The construction of an Apostolic Nunciature, such as this, is a sign of the will of the Holy See to consolidate a stable and permanent presence in a State, in a spirit of understanding and effective collaboration with the Government and with the local Church.
Bringing such a building to completion is not always easy and sometimes requires a considerable amount of time. I know that the President of the Republic, the Mayor of Ljubljana and many important figures present here today, have accompanied this process with particular care and attention and a willingness to help. To them – to you – I would like to express the gratitude of the Holy See. At the same time, we are very grateful to the Archdiocese of Ljubljana, which for more than twenty years has offered such a convenient location for the offices and the residence of the Apostolic Nuncio.

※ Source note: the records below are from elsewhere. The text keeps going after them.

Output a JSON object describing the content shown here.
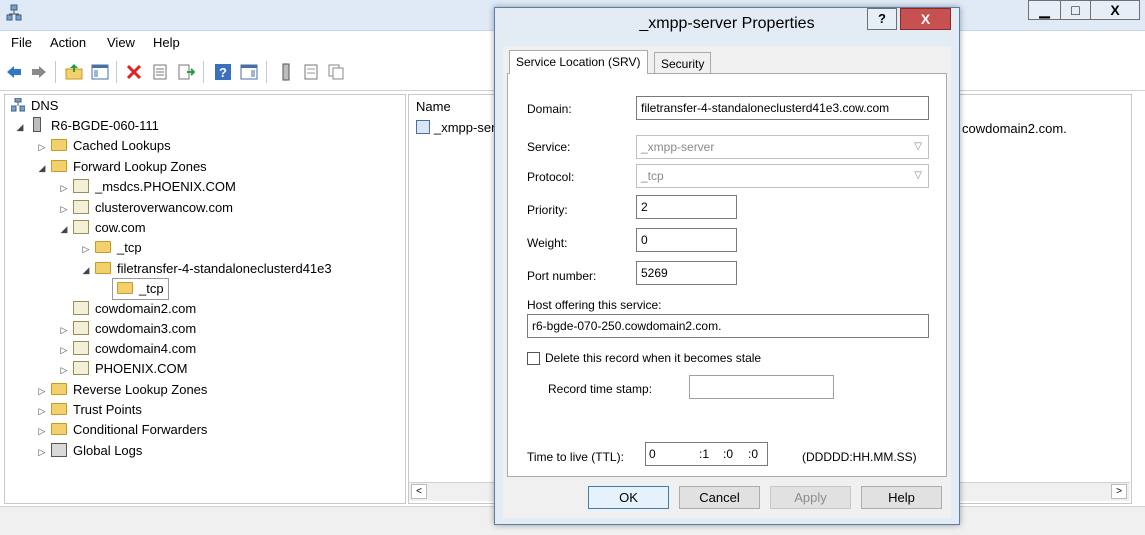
{
  "window": {
    "min_glyph": "▁",
    "max_glyph": "□",
    "close_glyph": "X"
  },
  "menu": [
    "File",
    "Action",
    "View",
    "Help"
  ],
  "tree": {
    "root": "DNS",
    "server": "R6-BGDE-060-111",
    "cached": "Cached Lookups",
    "forward": "Forward Lookup Zones",
    "zones": [
      "_msdcs.PHOENIX.COM",
      "clusteroverwancow.com",
      "cow.com"
    ],
    "cow_children": [
      "_tcp",
      "filetransfer-4-standaloneclusterd41e3"
    ],
    "selected": "_tcp",
    "zones_after": [
      "cowdomain2.com",
      "cowdomain3.com",
      "cowdomain4.com",
      "PHOENIX.COM"
    ],
    "reverse": "Reverse Lookup Zones",
    "trust": "Trust Points",
    "conditional": "Conditional Forwarders",
    "global_logs": "Global Logs"
  },
  "list": {
    "column_name": "Name",
    "row_name": "_xmpp-ser",
    "row_data": "cowdomain2.com."
  },
  "dialog": {
    "title": "_xmpp-server Properties",
    "help_glyph": "?",
    "close_glyph": "X",
    "tabs": [
      "Service Location (SRV)",
      "Security"
    ],
    "domain_label": "Domain:",
    "domain_value": "filetransfer-4-standaloneclusterd41e3.cow.com",
    "service_label": "Service:",
    "service_value": "_xmpp-server",
    "protocol_label": "Protocol:",
    "protocol_value": "_tcp",
    "priority_label": "Priority:",
    "priority_value": "2",
    "weight_label": "Weight:",
    "weight_value": "0",
    "port_label": "Port number:",
    "port_value": "5269",
    "host_label": "Host offering this service:",
    "host_value": "r6-bgde-070-250.cowdomain2.com.",
    "stale_label": "Delete this record when it becomes stale",
    "timestamp_label": "Record time stamp:",
    "ttl_label": "Time to live (TTL):",
    "ttl_days": "0",
    "ttl_hours": ":1",
    "ttl_minutes": ":0",
    "ttl_seconds": ":0",
    "ttl_format": "(DDDDD:HH.MM.SS)",
    "ok": "OK",
    "cancel": "Cancel",
    "apply": "Apply",
    "help": "Help"
  }
}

The Pope and the Holy See now has its own house in Slovenia! This is a place that speaks of solidarity and affection; a place of meeting and exchange, where relationships are cultivated; a place which is made human by the authenticity of those relationships. And, allow me to add that, in these times marked by the mobility of increasing numbers of people, an attitude of openness and mutual acceptance needs to be fostered by all.
I would also like to publicly recognise the effort of the Apostolic Nuncios who sought out this location and helped to bring the project for this building to fruition. Allow me to recall how much was done by Archbishop Edmond Farhat and by Archbishop Santos Abril y Castellò, now Cardinal and Archpriest of the Basilica of Saint Mary Major. Your current Nuncio, Archbishop Juliusz Janusz (who is also Dean of the Diplomatic Corps), has accumulated extensive experience in building new Nunciatures. Indeed, after Mozambique and Hungary, this is the third building that stands as testimony to his ability.

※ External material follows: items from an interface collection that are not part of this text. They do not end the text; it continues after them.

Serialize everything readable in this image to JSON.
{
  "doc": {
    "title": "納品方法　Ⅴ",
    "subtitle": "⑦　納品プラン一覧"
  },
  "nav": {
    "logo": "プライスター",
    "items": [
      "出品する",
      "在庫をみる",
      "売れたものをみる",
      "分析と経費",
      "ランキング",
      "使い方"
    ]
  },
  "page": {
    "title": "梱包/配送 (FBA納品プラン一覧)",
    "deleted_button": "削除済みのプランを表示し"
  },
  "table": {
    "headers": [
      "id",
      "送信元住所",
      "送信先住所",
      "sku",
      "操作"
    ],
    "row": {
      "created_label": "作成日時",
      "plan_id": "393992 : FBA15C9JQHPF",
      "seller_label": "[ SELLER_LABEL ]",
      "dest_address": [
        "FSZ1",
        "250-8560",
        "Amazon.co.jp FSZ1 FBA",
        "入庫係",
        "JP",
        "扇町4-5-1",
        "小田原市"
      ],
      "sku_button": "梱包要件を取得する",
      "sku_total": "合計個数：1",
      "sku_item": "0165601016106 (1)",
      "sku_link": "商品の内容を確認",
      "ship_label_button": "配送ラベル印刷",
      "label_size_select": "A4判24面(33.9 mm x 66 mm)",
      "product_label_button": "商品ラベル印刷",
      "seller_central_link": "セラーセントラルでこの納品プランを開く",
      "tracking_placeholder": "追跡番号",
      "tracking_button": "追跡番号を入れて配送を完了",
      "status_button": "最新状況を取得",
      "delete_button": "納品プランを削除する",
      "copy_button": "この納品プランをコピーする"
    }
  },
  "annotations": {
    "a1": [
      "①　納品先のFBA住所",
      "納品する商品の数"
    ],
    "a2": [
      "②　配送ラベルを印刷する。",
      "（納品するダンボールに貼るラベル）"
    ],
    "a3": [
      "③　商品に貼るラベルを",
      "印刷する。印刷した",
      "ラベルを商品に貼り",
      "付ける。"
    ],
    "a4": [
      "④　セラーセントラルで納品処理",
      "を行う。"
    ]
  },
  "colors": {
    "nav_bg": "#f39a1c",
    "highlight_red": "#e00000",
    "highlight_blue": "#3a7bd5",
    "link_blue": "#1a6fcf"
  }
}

And this building, the Nuncio tells me, has a very Slovenian touch. In the part that was renovated, the architectural style of an existing historical house was preserved, whilst in the new building there is a chapel designed and executed by a famous Slovenian artist, Father Ivan Marko Rupnik. I want to thank all those, who with their skill and hard work have contributed to this magnificent building.
As we inaugurate this building, it is, of course, important to recall that an Apostolic Nuncio must be competent above all in building the bridges of human relationships, through dialogue and an openness to the humanity at the heart of every problem. That is ultimately the vocation of each and every Christian and underlines that the solid foundation from which we must start building is always Christ.
I cordially invoke God’s blessings of joy and peace for the people and leaders of the noble Slovenian nation.